Given records:
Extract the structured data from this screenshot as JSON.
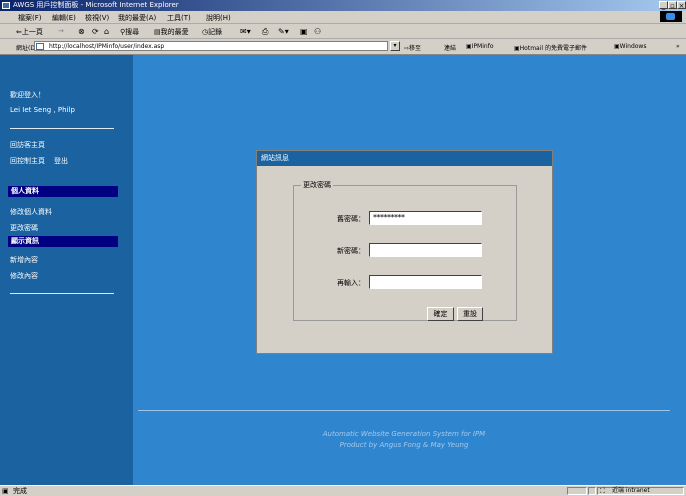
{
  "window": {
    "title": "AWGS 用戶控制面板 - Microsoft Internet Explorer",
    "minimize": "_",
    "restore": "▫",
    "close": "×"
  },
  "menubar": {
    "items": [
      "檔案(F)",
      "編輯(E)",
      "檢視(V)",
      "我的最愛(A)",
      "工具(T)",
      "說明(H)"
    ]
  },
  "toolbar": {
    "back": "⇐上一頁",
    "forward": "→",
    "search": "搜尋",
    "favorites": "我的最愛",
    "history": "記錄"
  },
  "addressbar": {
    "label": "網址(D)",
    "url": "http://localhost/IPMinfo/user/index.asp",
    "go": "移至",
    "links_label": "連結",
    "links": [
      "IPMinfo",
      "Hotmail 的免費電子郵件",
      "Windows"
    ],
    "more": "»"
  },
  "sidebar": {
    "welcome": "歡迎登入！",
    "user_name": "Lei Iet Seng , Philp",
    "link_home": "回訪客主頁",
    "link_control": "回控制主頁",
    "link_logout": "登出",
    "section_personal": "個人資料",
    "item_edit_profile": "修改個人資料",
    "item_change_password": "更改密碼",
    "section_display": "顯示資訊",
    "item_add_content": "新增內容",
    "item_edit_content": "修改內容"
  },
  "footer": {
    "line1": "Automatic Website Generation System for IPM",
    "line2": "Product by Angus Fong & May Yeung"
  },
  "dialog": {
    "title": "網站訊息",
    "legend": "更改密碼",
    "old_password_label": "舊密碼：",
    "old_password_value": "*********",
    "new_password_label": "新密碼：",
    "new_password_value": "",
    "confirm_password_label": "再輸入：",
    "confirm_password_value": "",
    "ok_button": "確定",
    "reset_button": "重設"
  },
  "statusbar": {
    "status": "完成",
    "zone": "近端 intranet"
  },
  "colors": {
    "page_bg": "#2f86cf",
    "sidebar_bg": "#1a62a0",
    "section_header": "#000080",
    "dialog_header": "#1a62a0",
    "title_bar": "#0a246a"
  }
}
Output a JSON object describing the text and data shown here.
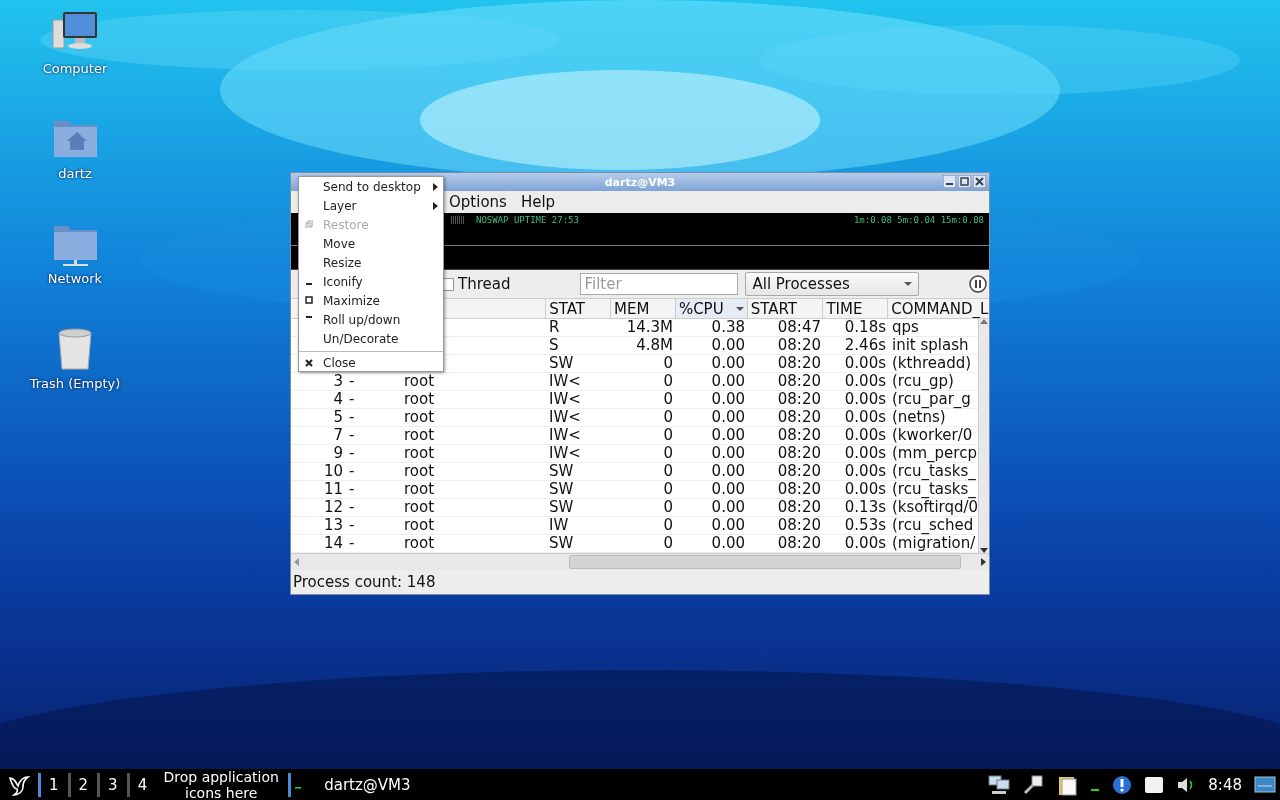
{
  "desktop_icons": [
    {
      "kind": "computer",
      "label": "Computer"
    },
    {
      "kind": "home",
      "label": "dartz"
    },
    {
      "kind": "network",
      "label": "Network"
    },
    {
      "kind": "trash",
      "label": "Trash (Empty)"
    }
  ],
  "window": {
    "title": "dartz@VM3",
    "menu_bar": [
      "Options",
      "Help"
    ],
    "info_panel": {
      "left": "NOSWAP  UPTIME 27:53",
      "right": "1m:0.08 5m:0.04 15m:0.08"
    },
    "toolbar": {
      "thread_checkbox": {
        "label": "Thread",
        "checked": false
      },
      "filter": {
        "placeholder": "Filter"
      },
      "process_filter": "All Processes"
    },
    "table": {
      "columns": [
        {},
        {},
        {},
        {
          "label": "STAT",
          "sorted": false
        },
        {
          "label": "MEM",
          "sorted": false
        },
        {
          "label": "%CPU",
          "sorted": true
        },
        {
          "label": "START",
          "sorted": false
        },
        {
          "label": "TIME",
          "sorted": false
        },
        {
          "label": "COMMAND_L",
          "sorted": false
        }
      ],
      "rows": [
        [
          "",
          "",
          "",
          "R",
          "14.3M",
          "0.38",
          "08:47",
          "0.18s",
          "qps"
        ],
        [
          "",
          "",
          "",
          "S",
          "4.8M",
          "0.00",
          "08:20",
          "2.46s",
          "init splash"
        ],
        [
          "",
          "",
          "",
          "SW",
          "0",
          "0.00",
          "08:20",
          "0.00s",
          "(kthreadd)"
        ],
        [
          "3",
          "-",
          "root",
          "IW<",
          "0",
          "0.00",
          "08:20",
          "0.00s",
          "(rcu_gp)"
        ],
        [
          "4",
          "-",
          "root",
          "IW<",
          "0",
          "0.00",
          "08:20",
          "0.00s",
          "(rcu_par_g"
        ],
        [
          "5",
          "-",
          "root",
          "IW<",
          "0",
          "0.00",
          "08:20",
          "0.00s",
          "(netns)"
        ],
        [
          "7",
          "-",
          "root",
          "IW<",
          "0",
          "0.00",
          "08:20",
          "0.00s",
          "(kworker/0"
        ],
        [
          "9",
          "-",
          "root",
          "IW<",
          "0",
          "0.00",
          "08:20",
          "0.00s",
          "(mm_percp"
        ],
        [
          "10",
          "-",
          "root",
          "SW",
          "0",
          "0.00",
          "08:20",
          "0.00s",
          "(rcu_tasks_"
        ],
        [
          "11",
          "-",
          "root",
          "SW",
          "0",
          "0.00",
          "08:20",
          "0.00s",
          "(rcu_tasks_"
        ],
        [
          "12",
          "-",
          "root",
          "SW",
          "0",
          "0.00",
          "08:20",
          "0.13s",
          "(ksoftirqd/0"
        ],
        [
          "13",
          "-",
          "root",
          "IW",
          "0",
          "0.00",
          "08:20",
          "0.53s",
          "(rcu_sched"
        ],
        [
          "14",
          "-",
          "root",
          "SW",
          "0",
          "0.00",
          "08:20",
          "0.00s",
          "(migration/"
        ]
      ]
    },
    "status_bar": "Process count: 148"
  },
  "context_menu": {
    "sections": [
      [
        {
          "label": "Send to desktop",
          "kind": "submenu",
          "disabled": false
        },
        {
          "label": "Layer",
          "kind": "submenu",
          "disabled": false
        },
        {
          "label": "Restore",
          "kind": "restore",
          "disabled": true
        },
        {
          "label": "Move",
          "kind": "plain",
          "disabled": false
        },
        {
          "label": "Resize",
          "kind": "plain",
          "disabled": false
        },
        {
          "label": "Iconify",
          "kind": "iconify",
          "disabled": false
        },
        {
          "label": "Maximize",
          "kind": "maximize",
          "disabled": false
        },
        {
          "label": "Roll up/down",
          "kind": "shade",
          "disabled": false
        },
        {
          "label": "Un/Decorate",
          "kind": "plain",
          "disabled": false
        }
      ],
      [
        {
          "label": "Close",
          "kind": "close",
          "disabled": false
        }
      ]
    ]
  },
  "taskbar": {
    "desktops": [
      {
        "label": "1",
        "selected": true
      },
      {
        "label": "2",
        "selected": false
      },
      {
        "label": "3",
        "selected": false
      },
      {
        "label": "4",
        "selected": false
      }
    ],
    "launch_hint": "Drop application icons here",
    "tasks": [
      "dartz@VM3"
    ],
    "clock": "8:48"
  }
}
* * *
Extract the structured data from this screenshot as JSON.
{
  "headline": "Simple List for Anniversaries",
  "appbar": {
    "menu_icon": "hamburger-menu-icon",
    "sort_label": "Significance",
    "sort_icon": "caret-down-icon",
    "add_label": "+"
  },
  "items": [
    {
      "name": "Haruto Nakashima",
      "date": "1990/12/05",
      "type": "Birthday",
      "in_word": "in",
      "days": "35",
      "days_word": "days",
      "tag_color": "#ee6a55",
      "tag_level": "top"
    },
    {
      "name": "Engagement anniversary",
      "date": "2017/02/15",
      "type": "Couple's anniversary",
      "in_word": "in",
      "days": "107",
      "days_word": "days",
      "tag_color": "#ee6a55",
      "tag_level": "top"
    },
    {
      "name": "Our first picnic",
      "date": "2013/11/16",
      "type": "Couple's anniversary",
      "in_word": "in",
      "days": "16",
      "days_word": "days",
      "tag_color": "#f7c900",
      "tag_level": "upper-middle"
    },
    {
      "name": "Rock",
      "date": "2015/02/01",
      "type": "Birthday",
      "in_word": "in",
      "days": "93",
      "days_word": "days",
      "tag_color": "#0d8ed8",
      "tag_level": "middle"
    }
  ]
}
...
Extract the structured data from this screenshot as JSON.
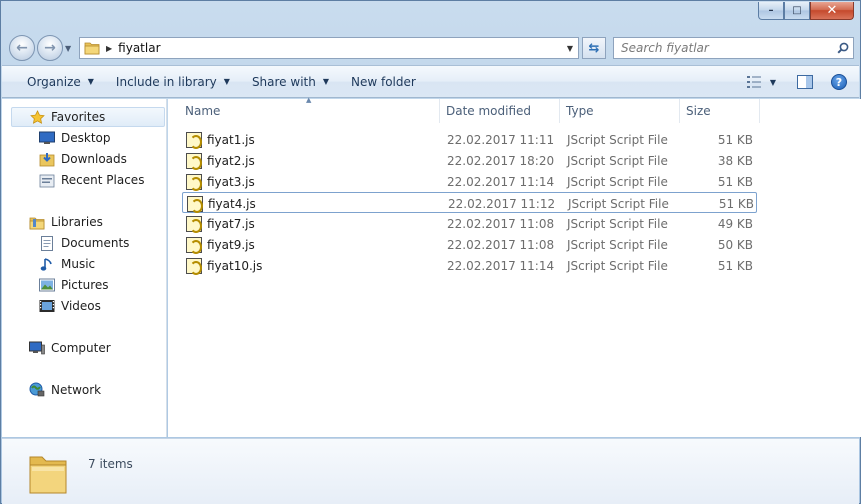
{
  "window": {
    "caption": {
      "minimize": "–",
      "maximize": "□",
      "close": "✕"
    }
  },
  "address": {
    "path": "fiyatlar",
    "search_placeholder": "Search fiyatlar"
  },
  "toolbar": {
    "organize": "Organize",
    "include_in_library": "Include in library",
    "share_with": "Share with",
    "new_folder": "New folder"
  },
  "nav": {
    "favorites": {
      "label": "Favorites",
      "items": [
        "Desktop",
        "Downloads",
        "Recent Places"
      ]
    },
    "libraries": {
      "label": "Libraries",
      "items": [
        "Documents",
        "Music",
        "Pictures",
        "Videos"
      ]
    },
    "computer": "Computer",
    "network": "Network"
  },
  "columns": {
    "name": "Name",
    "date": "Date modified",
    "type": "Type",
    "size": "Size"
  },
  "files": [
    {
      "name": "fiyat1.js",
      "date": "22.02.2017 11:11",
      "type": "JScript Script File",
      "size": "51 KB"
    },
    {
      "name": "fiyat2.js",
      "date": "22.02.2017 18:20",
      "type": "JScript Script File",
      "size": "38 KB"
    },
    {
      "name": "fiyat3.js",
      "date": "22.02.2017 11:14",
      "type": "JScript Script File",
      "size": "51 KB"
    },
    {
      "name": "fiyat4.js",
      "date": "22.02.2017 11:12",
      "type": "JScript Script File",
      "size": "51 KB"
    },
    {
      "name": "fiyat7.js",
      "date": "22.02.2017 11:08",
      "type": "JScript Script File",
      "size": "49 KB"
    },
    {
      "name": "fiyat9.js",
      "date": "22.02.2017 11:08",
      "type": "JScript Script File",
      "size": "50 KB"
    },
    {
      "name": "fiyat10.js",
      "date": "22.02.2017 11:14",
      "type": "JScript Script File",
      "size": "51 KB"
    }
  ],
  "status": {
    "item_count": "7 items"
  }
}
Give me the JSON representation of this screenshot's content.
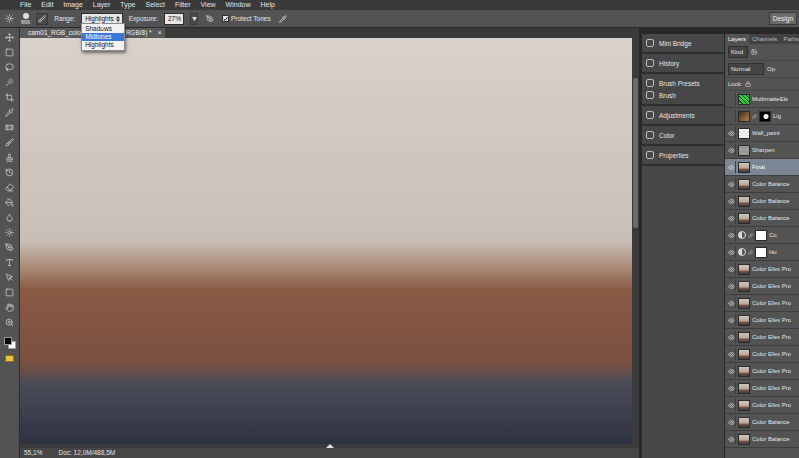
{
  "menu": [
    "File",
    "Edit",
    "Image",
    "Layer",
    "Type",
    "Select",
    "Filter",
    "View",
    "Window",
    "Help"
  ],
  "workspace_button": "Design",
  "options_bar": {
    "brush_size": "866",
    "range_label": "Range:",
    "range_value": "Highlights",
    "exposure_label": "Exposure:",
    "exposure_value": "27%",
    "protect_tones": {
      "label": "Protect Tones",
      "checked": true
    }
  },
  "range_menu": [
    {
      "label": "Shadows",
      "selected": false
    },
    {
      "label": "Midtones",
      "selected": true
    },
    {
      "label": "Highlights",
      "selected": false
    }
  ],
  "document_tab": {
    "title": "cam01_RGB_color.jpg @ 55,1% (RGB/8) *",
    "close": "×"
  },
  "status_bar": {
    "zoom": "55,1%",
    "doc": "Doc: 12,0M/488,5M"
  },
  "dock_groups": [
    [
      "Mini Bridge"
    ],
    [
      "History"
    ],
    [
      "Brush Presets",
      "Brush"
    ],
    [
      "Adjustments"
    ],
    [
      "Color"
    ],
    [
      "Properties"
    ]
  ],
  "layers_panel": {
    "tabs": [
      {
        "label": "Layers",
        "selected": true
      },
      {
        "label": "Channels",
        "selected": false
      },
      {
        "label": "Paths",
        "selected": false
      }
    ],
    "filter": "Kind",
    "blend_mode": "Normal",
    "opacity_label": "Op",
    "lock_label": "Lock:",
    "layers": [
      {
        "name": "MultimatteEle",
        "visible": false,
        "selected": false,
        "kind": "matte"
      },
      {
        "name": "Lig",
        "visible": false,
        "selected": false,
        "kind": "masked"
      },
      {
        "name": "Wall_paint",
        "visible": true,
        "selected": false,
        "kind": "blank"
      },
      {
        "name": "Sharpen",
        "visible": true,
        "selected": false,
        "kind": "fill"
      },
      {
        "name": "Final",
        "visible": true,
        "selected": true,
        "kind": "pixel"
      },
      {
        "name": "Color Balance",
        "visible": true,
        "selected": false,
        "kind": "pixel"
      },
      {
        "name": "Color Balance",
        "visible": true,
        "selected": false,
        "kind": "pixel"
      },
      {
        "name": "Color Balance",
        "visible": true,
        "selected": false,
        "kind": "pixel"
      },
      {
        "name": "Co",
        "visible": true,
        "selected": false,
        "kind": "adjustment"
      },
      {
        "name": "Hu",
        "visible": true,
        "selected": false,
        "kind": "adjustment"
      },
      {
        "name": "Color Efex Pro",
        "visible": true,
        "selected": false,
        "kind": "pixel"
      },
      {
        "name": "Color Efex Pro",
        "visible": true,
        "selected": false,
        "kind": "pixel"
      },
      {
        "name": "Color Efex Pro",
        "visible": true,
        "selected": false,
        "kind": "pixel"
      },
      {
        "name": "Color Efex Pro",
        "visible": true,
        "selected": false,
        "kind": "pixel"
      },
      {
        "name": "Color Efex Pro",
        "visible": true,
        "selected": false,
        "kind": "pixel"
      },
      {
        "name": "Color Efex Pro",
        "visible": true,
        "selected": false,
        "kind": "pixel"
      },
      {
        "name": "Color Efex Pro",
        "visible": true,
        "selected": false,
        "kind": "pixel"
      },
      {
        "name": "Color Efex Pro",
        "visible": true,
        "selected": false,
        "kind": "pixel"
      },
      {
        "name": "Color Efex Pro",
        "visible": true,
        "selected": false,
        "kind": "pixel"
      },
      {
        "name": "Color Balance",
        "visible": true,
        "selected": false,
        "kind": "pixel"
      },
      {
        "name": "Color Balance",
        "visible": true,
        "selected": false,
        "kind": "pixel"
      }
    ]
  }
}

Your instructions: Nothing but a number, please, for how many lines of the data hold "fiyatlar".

Answer space: 2